SCHMIDT So to really answer your question, I wasn’t afraid to come to Wisconsin because of what had happened here. I believe in some ways I was drawn or called to be a part of this dialogue, and I do believe it’s one of the reasons I was hired was to have that conversation. I am privileged to be at a very strong institution. I will tell you that one of my messages to our faculty and staff was to lift their heads up, that they should be proud of their work, because I am proud of their work. And I know that a lot of unfortunate things get said in the heat of a political environment, and regardless of what’s happened in the past, I’m here to send that message that they are valued and that they are important, and I’m going to work to try to make sure that we create a joyful work environment.
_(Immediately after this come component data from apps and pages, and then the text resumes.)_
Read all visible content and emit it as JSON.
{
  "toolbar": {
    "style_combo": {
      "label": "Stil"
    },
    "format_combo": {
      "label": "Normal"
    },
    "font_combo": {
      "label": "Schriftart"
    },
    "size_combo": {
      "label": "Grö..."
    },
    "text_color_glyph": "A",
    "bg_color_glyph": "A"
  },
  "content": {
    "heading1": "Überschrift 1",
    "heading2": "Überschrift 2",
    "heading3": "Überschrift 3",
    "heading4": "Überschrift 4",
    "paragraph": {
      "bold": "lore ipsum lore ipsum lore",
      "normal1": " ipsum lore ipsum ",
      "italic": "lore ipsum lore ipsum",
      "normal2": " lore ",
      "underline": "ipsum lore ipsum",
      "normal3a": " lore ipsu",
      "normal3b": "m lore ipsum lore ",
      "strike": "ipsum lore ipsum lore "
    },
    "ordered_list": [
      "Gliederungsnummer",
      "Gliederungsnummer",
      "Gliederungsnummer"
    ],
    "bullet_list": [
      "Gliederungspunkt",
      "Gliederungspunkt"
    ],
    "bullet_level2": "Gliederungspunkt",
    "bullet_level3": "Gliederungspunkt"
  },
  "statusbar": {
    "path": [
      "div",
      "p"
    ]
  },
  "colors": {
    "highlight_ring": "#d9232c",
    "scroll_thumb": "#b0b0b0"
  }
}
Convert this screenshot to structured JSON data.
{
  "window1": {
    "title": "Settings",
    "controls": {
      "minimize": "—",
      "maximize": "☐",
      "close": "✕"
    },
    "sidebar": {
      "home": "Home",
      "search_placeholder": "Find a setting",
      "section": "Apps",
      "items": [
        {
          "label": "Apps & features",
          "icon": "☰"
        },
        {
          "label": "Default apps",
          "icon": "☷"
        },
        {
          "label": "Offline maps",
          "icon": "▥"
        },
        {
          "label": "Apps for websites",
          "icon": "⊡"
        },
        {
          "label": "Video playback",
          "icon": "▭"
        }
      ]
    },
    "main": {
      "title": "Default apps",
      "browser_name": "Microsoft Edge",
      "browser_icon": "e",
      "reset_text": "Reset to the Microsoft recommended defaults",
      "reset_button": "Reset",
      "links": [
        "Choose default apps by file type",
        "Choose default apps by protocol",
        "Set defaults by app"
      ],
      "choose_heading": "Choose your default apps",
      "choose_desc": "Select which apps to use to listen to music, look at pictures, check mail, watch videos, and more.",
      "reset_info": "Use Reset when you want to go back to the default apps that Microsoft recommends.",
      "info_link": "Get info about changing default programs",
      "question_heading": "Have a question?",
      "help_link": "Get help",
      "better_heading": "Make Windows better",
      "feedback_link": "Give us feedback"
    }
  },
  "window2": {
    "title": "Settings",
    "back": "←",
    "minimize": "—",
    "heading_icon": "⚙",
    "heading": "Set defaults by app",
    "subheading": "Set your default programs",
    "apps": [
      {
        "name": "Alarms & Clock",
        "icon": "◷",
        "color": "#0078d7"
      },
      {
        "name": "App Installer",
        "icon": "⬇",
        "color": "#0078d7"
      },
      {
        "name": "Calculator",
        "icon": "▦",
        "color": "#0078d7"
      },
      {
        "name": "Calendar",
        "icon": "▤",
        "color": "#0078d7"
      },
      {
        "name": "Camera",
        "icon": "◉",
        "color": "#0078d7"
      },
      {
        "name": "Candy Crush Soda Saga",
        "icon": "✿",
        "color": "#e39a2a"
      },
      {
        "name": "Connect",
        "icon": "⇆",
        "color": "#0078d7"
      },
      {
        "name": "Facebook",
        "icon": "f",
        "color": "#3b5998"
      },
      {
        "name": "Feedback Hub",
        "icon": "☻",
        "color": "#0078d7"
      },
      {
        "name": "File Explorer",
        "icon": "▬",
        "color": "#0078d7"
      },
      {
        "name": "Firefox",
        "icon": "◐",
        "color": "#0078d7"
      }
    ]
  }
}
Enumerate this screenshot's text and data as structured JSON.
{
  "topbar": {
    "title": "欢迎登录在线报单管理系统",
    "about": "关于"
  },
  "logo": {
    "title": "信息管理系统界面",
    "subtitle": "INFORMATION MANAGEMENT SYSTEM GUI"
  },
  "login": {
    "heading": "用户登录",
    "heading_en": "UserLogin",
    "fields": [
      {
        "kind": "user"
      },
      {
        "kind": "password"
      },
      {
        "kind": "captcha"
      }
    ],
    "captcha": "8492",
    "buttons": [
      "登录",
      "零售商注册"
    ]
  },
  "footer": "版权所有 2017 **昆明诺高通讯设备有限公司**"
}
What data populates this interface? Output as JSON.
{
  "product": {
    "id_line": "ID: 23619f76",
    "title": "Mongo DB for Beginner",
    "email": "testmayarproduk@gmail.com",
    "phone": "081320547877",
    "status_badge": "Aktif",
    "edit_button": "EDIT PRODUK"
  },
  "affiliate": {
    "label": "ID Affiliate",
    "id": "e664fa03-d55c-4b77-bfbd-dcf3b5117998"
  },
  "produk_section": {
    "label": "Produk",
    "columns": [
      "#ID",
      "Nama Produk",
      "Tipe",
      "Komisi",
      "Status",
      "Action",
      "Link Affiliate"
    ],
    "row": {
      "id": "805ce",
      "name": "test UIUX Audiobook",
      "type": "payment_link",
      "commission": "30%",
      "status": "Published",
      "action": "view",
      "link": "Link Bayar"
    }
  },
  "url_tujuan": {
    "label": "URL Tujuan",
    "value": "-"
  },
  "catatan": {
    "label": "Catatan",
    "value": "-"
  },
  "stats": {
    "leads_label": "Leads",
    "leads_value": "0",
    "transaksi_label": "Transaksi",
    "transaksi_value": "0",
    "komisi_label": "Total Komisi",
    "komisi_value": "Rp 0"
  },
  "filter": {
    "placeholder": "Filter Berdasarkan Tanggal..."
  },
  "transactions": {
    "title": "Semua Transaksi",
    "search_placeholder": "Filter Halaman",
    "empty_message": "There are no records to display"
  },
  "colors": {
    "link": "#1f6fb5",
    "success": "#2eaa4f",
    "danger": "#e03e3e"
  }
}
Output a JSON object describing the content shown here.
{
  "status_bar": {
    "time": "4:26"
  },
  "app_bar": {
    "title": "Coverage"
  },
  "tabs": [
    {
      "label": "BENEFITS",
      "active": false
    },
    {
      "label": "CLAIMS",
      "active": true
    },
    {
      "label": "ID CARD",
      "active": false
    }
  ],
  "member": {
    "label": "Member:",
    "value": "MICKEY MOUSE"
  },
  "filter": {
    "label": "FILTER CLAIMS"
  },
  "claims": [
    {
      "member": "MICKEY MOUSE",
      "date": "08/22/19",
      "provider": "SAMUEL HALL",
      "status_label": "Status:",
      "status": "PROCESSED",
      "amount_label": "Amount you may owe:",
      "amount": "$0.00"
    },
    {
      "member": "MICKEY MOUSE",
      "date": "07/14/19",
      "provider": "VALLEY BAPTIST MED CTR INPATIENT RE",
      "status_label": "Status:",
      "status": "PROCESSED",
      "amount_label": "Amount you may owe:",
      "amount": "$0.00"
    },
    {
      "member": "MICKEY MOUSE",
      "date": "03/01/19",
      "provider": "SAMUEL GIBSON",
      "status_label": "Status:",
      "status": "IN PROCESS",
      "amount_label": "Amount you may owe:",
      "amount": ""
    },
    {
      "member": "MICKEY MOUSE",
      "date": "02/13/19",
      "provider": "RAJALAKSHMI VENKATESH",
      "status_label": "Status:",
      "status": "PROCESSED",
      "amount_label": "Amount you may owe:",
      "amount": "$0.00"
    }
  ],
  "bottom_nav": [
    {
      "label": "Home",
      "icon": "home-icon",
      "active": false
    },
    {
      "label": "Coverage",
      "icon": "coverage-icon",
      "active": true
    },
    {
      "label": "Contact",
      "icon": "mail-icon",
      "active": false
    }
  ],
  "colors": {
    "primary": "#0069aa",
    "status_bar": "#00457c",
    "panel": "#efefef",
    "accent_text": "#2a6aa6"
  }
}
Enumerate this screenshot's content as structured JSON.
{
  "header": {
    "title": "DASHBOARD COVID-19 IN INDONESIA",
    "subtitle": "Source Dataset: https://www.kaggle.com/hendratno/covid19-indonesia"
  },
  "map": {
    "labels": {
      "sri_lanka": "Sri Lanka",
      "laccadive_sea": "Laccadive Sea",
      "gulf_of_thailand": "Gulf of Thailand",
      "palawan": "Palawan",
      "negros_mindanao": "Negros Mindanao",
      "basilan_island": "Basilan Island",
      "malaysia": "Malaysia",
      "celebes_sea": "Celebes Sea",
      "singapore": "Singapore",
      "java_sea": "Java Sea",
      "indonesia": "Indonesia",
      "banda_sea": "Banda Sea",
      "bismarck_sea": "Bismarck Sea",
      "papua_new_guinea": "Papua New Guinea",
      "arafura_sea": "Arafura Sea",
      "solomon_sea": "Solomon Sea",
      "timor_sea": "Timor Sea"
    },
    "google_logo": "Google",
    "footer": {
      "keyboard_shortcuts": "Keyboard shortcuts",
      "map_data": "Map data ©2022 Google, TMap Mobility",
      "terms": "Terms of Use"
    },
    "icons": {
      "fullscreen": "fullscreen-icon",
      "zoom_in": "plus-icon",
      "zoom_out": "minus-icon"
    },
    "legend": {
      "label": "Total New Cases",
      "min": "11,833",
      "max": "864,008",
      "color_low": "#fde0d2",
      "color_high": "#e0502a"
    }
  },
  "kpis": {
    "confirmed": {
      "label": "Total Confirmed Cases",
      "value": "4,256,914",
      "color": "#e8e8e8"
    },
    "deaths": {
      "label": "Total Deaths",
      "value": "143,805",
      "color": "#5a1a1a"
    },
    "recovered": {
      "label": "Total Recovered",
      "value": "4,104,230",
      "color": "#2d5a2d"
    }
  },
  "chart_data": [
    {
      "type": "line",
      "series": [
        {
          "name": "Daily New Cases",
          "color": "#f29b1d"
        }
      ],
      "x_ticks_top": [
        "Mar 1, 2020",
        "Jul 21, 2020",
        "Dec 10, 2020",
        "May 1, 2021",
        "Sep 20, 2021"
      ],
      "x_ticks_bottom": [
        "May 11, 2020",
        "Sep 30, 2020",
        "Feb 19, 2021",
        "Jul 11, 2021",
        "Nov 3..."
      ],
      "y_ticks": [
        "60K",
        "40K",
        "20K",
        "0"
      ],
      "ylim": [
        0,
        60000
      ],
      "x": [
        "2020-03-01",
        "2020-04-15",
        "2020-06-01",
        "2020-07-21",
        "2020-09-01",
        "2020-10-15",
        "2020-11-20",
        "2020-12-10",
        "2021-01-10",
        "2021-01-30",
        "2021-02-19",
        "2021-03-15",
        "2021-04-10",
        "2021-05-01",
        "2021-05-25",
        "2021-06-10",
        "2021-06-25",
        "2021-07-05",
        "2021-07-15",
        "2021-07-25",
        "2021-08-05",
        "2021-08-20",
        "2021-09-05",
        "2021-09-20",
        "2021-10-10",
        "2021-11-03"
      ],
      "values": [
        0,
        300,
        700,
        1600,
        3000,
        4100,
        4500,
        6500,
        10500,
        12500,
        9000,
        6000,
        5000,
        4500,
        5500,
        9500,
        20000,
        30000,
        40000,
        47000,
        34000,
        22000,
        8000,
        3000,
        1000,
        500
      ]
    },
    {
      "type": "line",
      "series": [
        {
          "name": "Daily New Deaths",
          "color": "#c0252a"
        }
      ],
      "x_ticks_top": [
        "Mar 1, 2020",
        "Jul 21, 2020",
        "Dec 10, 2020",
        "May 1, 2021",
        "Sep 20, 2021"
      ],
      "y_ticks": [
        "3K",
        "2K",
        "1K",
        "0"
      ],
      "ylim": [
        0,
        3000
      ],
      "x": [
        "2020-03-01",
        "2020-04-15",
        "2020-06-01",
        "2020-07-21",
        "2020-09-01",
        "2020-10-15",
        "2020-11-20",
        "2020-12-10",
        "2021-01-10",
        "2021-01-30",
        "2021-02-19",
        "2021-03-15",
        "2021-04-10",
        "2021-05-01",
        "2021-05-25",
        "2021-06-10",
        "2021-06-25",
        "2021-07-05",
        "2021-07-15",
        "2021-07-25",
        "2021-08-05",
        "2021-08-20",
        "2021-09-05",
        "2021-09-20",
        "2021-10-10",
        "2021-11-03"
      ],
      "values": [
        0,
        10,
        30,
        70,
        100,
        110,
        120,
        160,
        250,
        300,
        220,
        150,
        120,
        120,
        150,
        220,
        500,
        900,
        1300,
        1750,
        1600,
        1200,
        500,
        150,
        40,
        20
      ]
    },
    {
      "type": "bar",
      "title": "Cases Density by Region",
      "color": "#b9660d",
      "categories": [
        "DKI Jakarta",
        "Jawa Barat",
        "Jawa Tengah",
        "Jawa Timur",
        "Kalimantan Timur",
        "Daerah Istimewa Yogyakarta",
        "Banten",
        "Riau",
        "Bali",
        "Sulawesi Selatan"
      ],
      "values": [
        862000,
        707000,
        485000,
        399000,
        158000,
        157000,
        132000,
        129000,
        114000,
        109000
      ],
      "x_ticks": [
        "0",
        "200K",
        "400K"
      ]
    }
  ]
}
HARDEBECK And yet one of the things that we see is that our employees are very shy about bragging about themselves and the work that they do.
SCHMIDT A Midwestern thing.
HARDEBECK I think it might be kind of a national thing.
VAN GOMPEL It’s not just higher education. It’s just delivering the local service: the person in the street maintenance position or park maintenance position, or the person working in inspections. The issue is public perception of the service we provide. And I think society in general – and I hate making generalizations – has been accustomed to a pretty decent delivery of service, whether it’s on the educational front or local services, and the perception has changed in my 20 years from one of gratitude for service being provided to one that now sometimes society looks at it as a benefit, (that public employees) should be privileged to be in the position we are. I think we are, I think we are providing a service. But the negative perception out there that it takes three guys to fill a pothole – one guy doing the work and the other two to watch – is pretty prevalent in today’s society, and it has a huge impact on morale. I truly believe that like any other profession, 90 to 95 percent of the folks doing the job are doing an excellent or outstanding job, and it’s that 5 or 10 percent that give everybody else a bad name. The unfortunate thing in Wisconsin’s environment is there’s been a lot of that festering that everybody is critical of the service that they’re getting. We’re not in a McDonald’s or a vending machine mentality, where you put in a dollar and you’re only going to get a dollar in service or product that you want. We’re in here doing things that are good for the society in general, and the community as a whole.